● **DATA SUPPLIED**:
§ §

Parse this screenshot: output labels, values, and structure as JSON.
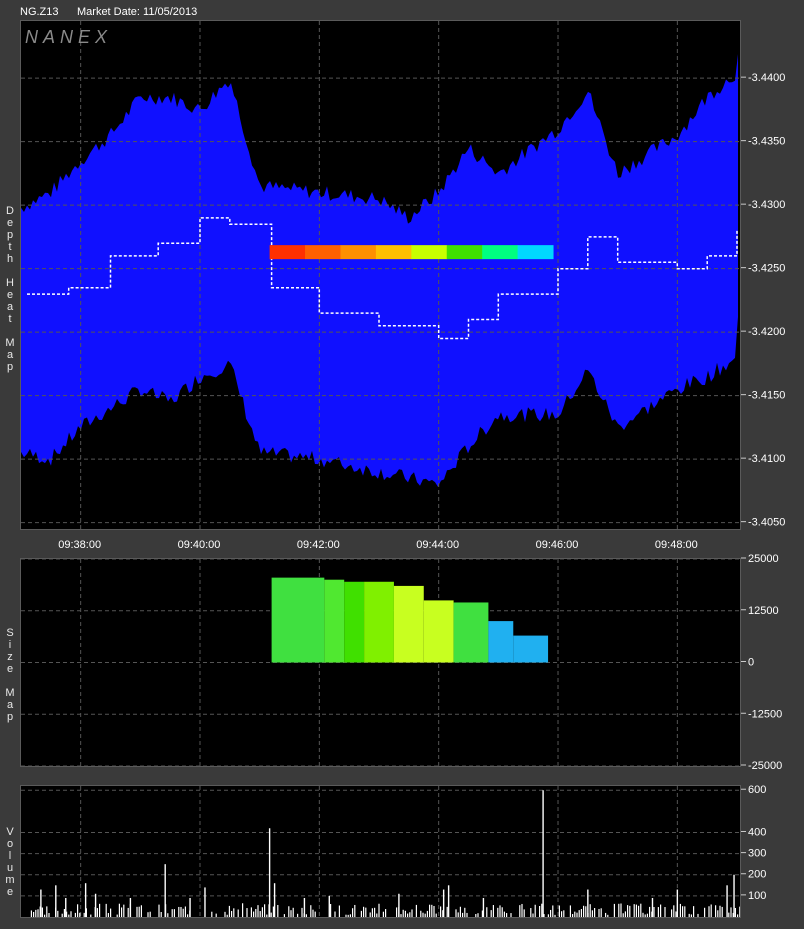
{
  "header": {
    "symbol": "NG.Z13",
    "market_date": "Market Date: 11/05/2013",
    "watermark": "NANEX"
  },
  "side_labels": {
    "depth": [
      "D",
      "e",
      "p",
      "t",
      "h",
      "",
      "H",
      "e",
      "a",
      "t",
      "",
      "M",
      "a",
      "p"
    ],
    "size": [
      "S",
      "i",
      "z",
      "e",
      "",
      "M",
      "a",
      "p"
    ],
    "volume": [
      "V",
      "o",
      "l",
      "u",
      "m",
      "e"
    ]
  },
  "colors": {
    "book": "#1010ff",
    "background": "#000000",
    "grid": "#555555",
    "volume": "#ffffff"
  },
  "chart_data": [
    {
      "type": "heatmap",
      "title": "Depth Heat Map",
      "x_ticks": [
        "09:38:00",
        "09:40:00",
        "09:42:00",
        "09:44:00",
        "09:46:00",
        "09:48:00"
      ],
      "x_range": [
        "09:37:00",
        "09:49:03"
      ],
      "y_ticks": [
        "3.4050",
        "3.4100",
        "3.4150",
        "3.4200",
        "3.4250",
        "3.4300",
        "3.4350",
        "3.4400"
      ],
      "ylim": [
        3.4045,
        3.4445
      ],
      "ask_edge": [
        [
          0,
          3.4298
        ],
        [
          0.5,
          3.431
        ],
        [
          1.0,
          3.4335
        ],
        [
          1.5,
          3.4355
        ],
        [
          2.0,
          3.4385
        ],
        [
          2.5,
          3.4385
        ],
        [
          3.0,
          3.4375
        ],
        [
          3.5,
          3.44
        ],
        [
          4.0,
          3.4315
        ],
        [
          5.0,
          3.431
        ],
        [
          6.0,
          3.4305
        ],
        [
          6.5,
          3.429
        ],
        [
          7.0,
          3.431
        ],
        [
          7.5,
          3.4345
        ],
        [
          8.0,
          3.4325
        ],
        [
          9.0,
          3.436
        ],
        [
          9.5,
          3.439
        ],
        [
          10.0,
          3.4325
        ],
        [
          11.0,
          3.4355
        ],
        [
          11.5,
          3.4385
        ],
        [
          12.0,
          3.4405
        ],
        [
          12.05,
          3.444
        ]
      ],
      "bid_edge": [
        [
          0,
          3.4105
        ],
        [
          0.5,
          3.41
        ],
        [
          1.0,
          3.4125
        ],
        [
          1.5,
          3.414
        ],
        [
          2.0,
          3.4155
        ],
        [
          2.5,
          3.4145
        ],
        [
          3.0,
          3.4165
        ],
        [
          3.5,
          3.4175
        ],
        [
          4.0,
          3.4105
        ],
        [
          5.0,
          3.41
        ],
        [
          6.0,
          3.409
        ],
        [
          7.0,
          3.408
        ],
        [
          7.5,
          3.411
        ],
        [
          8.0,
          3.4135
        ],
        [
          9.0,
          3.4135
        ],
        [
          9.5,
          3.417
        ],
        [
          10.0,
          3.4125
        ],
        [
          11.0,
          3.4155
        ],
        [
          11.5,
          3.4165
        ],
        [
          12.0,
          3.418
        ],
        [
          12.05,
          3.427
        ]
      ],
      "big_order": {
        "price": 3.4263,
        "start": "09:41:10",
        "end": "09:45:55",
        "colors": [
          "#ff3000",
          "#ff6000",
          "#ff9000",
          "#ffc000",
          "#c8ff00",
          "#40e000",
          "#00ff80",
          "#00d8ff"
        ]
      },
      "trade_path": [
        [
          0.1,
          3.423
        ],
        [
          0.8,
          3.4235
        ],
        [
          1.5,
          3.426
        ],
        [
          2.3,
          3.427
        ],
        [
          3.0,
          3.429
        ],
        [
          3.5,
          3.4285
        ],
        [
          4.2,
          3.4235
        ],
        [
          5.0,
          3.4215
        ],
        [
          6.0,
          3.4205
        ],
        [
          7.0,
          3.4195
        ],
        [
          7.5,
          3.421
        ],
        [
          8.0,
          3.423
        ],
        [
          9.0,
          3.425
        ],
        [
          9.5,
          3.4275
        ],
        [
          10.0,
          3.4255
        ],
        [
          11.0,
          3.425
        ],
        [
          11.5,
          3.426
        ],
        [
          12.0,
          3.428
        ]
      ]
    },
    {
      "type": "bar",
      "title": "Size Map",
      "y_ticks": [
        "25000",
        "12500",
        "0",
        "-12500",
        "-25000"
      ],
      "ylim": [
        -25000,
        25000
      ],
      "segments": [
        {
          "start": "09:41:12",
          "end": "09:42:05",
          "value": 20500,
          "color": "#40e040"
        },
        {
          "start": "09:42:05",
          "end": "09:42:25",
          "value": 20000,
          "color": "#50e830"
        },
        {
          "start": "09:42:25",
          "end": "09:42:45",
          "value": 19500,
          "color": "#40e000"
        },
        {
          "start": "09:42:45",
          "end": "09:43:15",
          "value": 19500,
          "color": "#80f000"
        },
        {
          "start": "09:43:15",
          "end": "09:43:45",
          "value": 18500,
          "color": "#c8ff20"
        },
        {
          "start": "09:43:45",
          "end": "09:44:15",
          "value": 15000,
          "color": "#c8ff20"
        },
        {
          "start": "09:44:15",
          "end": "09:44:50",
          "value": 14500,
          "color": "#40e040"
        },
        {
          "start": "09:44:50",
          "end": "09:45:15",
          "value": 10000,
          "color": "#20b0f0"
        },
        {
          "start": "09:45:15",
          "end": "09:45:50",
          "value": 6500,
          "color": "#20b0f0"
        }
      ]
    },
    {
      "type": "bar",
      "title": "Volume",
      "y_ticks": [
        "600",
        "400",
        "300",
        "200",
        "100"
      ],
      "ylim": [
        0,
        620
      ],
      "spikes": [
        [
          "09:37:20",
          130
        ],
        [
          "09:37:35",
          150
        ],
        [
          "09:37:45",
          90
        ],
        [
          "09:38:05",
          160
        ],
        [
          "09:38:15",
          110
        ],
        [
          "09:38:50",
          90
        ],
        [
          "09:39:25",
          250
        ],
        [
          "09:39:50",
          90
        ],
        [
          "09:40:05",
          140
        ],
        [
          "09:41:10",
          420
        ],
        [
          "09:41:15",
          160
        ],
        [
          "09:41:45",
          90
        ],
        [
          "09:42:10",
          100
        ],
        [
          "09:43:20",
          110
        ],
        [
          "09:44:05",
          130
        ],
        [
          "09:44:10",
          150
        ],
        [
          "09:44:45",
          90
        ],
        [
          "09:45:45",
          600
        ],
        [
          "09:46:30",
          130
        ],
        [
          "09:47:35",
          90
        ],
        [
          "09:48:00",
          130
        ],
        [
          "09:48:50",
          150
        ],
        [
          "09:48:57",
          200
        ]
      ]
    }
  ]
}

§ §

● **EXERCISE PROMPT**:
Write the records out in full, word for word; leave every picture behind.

● **RESULT OF THIS EXERCISE**:
Parse this screenshot: output labels, values, and structure as JSON.
{
  "header": {
    "symbol": "NG.Z13",
    "market_date": "Market Date: 11/05/2013",
    "watermark": "NANEX"
  },
  "side_labels": {
    "depth": [
      "D",
      "e",
      "p",
      "t",
      "h",
      "",
      "H",
      "e",
      "a",
      "t",
      "",
      "M",
      "a",
      "p"
    ],
    "size": [
      "S",
      "i",
      "z",
      "e",
      "",
      "M",
      "a",
      "p"
    ],
    "volume": [
      "V",
      "o",
      "l",
      "u",
      "m",
      "e"
    ]
  },
  "colors": {
    "book": "#1010ff",
    "background": "#000000",
    "grid": "#555555",
    "volume": "#ffffff"
  },
  "chart_data": [
    {
      "type": "heatmap",
      "title": "Depth Heat Map",
      "x_ticks": [
        "09:38:00",
        "09:40:00",
        "09:42:00",
        "09:44:00",
        "09:46:00",
        "09:48:00"
      ],
      "x_range": [
        "09:37:00",
        "09:49:03"
      ],
      "y_ticks": [
        "3.4050",
        "3.4100",
        "3.4150",
        "3.4200",
        "3.4250",
        "3.4300",
        "3.4350",
        "3.4400"
      ],
      "ylim": [
        3.4045,
        3.4445
      ],
      "ask_edge": [
        [
          0,
          3.4298
        ],
        [
          0.5,
          3.431
        ],
        [
          1.0,
          3.4335
        ],
        [
          1.5,
          3.4355
        ],
        [
          2.0,
          3.4385
        ],
        [
          2.5,
          3.4385
        ],
        [
          3.0,
          3.4375
        ],
        [
          3.5,
          3.44
        ],
        [
          4.0,
          3.4315
        ],
        [
          5.0,
          3.431
        ],
        [
          6.0,
          3.4305
        ],
        [
          6.5,
          3.429
        ],
        [
          7.0,
          3.431
        ],
        [
          7.5,
          3.4345
        ],
        [
          8.0,
          3.4325
        ],
        [
          9.0,
          3.436
        ],
        [
          9.5,
          3.439
        ],
        [
          10.0,
          3.4325
        ],
        [
          11.0,
          3.4355
        ],
        [
          11.5,
          3.4385
        ],
        [
          12.0,
          3.4405
        ],
        [
          12.05,
          3.444
        ]
      ],
      "bid_edge": [
        [
          0,
          3.4105
        ],
        [
          0.5,
          3.41
        ],
        [
          1.0,
          3.4125
        ],
        [
          1.5,
          3.414
        ],
        [
          2.0,
          3.4155
        ],
        [
          2.5,
          3.4145
        ],
        [
          3.0,
          3.4165
        ],
        [
          3.5,
          3.4175
        ],
        [
          4.0,
          3.4105
        ],
        [
          5.0,
          3.41
        ],
        [
          6.0,
          3.409
        ],
        [
          7.0,
          3.408
        ],
        [
          7.5,
          3.411
        ],
        [
          8.0,
          3.4135
        ],
        [
          9.0,
          3.4135
        ],
        [
          9.5,
          3.417
        ],
        [
          10.0,
          3.4125
        ],
        [
          11.0,
          3.4155
        ],
        [
          11.5,
          3.4165
        ],
        [
          12.0,
          3.418
        ],
        [
          12.05,
          3.427
        ]
      ],
      "big_order": {
        "price": 3.4263,
        "start": "09:41:10",
        "end": "09:45:55",
        "colors": [
          "#ff3000",
          "#ff6000",
          "#ff9000",
          "#ffc000",
          "#c8ff00",
          "#40e000",
          "#00ff80",
          "#00d8ff"
        ]
      },
      "trade_path": [
        [
          0.1,
          3.423
        ],
        [
          0.8,
          3.4235
        ],
        [
          1.5,
          3.426
        ],
        [
          2.3,
          3.427
        ],
        [
          3.0,
          3.429
        ],
        [
          3.5,
          3.4285
        ],
        [
          4.2,
          3.4235
        ],
        [
          5.0,
          3.4215
        ],
        [
          6.0,
          3.4205
        ],
        [
          7.0,
          3.4195
        ],
        [
          7.5,
          3.421
        ],
        [
          8.0,
          3.423
        ],
        [
          9.0,
          3.425
        ],
        [
          9.5,
          3.4275
        ],
        [
          10.0,
          3.4255
        ],
        [
          11.0,
          3.425
        ],
        [
          11.5,
          3.426
        ],
        [
          12.0,
          3.428
        ]
      ]
    },
    {
      "type": "bar",
      "title": "Size Map",
      "y_ticks": [
        "25000",
        "12500",
        "0",
        "-12500",
        "-25000"
      ],
      "ylim": [
        -25000,
        25000
      ],
      "segments": [
        {
          "start": "09:41:12",
          "end": "09:42:05",
          "value": 20500,
          "color": "#40e040"
        },
        {
          "start": "09:42:05",
          "end": "09:42:25",
          "value": 20000,
          "color": "#50e830"
        },
        {
          "start": "09:42:25",
          "end": "09:42:45",
          "value": 19500,
          "color": "#40e000"
        },
        {
          "start": "09:42:45",
          "end": "09:43:15",
          "value": 19500,
          "color": "#80f000"
        },
        {
          "start": "09:43:15",
          "end": "09:43:45",
          "value": 18500,
          "color": "#c8ff20"
        },
        {
          "start": "09:43:45",
          "end": "09:44:15",
          "value": 15000,
          "color": "#c8ff20"
        },
        {
          "start": "09:44:15",
          "end": "09:44:50",
          "value": 14500,
          "color": "#40e040"
        },
        {
          "start": "09:44:50",
          "end": "09:45:15",
          "value": 10000,
          "color": "#20b0f0"
        },
        {
          "start": "09:45:15",
          "end": "09:45:50",
          "value": 6500,
          "color": "#20b0f0"
        }
      ]
    },
    {
      "type": "bar",
      "title": "Volume",
      "y_ticks": [
        "600",
        "400",
        "300",
        "200",
        "100"
      ],
      "ylim": [
        0,
        620
      ],
      "spikes": [
        [
          "09:37:20",
          130
        ],
        [
          "09:37:35",
          150
        ],
        [
          "09:37:45",
          90
        ],
        [
          "09:38:05",
          160
        ],
        [
          "09:38:15",
          110
        ],
        [
          "09:38:50",
          90
        ],
        [
          "09:39:25",
          250
        ],
        [
          "09:39:50",
          90
        ],
        [
          "09:40:05",
          140
        ],
        [
          "09:41:10",
          420
        ],
        [
          "09:41:15",
          160
        ],
        [
          "09:41:45",
          90
        ],
        [
          "09:42:10",
          100
        ],
        [
          "09:43:20",
          110
        ],
        [
          "09:44:05",
          130
        ],
        [
          "09:44:10",
          150
        ],
        [
          "09:44:45",
          90
        ],
        [
          "09:45:45",
          600
        ],
        [
          "09:46:30",
          130
        ],
        [
          "09:47:35",
          90
        ],
        [
          "09:48:00",
          130
        ],
        [
          "09:48:50",
          150
        ],
        [
          "09:48:57",
          200
        ]
      ]
    }
  ]
}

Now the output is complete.